Excerpts from an interface dataset:
=== Begin Enclosure ===

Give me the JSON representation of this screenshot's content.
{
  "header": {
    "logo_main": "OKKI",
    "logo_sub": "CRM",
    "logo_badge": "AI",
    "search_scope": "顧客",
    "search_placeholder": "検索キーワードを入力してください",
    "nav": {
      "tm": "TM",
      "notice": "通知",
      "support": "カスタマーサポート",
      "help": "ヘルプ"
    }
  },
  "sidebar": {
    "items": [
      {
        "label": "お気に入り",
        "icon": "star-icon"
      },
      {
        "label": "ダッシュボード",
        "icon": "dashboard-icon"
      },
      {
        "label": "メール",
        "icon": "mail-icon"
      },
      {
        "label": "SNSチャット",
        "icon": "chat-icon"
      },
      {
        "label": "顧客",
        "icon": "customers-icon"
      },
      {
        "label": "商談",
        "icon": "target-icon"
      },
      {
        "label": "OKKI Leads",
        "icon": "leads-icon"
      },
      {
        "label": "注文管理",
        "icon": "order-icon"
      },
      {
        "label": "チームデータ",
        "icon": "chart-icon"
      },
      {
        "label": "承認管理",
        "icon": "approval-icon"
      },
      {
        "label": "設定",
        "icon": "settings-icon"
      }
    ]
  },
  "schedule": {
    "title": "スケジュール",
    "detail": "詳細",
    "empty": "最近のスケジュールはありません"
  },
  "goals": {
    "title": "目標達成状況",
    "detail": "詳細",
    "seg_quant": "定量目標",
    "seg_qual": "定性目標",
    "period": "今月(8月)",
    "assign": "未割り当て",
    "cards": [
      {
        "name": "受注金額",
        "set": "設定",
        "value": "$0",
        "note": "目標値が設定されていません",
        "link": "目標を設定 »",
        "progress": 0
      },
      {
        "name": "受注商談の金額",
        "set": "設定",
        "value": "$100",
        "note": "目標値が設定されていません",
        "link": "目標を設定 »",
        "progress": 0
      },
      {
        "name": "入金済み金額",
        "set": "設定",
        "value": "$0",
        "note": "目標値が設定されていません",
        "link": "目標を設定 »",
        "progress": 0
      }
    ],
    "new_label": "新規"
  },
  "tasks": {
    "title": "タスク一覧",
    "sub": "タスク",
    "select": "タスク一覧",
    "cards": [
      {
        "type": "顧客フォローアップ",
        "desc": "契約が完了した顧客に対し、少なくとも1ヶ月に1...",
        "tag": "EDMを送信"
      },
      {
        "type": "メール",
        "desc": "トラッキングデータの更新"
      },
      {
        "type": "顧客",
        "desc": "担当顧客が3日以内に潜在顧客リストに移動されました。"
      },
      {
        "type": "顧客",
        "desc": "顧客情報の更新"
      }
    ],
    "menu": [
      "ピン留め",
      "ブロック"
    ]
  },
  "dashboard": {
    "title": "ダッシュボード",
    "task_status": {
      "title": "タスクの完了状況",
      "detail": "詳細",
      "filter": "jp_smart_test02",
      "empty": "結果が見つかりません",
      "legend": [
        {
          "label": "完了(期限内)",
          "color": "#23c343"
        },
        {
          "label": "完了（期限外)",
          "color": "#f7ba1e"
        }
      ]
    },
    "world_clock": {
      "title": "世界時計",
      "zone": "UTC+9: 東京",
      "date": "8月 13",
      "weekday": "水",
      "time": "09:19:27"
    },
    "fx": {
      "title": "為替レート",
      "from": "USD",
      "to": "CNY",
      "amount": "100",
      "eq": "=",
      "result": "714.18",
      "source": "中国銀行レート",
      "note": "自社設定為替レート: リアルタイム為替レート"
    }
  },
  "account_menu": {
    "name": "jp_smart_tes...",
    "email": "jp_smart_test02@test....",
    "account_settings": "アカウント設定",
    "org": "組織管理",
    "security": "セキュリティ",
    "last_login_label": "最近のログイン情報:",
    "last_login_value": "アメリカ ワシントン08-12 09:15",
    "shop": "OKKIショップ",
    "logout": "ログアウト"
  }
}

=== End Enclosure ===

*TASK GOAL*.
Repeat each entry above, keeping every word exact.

*PROBLEM SOLUTION*.
Give me the JSON representation of this screenshot's content.
{
  "header": {
    "logo_main": "OKKI",
    "logo_sub": "CRM",
    "logo_badge": "AI",
    "search_scope": "顧客",
    "search_placeholder": "検索キーワードを入力してください",
    "nav": {
      "tm": "TM",
      "notice": "通知",
      "support": "カスタマーサポート",
      "help": "ヘルプ"
    }
  },
  "sidebar": {
    "items": [
      {
        "label": "お気に入り",
        "icon": "star-icon"
      },
      {
        "label": "ダッシュボード",
        "icon": "dashboard-icon"
      },
      {
        "label": "メール",
        "icon": "mail-icon"
      },
      {
        "label": "SNSチャット",
        "icon": "chat-icon"
      },
      {
        "label": "顧客",
        "icon": "customers-icon"
      },
      {
        "label": "商談",
        "icon": "target-icon"
      },
      {
        "label": "OKKI Leads",
        "icon": "leads-icon"
      },
      {
        "label": "注文管理",
        "icon": "order-icon"
      },
      {
        "label": "チームデータ",
        "icon": "chart-icon"
      },
      {
        "label": "承認管理",
        "icon": "approval-icon"
      },
      {
        "label": "設定",
        "icon": "settings-icon"
      }
    ]
  },
  "schedule": {
    "title": "スケジュール",
    "detail": "詳細",
    "empty": "最近のスケジュールはありません"
  },
  "goals": {
    "title": "目標達成状況",
    "detail": "詳細",
    "seg_quant": "定量目標",
    "seg_qual": "定性目標",
    "period": "今月(8月)",
    "assign": "未割り当て",
    "cards": [
      {
        "name": "受注金額",
        "set": "設定",
        "value": "$0",
        "note": "目標値が設定されていません",
        "link": "目標を設定 »",
        "progress": 0
      },
      {
        "name": "受注商談の金額",
        "set": "設定",
        "value": "$100",
        "note": "目標値が設定されていません",
        "link": "目標を設定 »",
        "progress": 0
      },
      {
        "name": "入金済み金額",
        "set": "設定",
        "value": "$0",
        "note": "目標値が設定されていません",
        "link": "目標を設定 »",
        "progress": 0
      }
    ],
    "new_label": "新規"
  },
  "tasks": {
    "title": "タスク一覧",
    "sub": "タスク",
    "select": "タスク一覧",
    "cards": [
      {
        "type": "顧客フォローアップ",
        "desc": "契約が完了した顧客に対し、少なくとも1ヶ月に1...",
        "tag": "EDMを送信"
      },
      {
        "type": "メール",
        "desc": "トラッキングデータの更新"
      },
      {
        "type": "顧客",
        "desc": "担当顧客が3日以内に潜在顧客リストに移動されました。"
      },
      {
        "type": "顧客",
        "desc": "顧客情報の更新"
      }
    ],
    "menu": [
      "ピン留め",
      "ブロック"
    ]
  },
  "dashboard": {
    "title": "ダッシュボード",
    "task_status": {
      "title": "タスクの完了状況",
      "detail": "詳細",
      "filter": "jp_smart_test02",
      "empty": "結果が見つかりません",
      "legend": [
        {
          "label": "完了(期限内)",
          "color": "#23c343"
        },
        {
          "label": "完了（期限外)",
          "color": "#f7ba1e"
        }
      ]
    },
    "world_clock": {
      "title": "世界時計",
      "zone": "UTC+9: 東京",
      "date": "8月 13",
      "weekday": "水",
      "time": "09:19:27"
    },
    "fx": {
      "title": "為替レート",
      "from": "USD",
      "to": "CNY",
      "amount": "100",
      "eq": "=",
      "result": "714.18",
      "source": "中国銀行レート",
      "note": "自社設定為替レート: リアルタイム為替レート"
    }
  },
  "account_menu": {
    "name": "jp_smart_tes...",
    "email": "jp_smart_test02@test....",
    "account_settings": "アカウント設定",
    "org": "組織管理",
    "security": "セキュリティ",
    "last_login_label": "最近のログイン情報:",
    "last_login_value": "アメリカ ワシントン08-12 09:15",
    "shop": "OKKIショップ",
    "logout": "ログアウト"
  }
}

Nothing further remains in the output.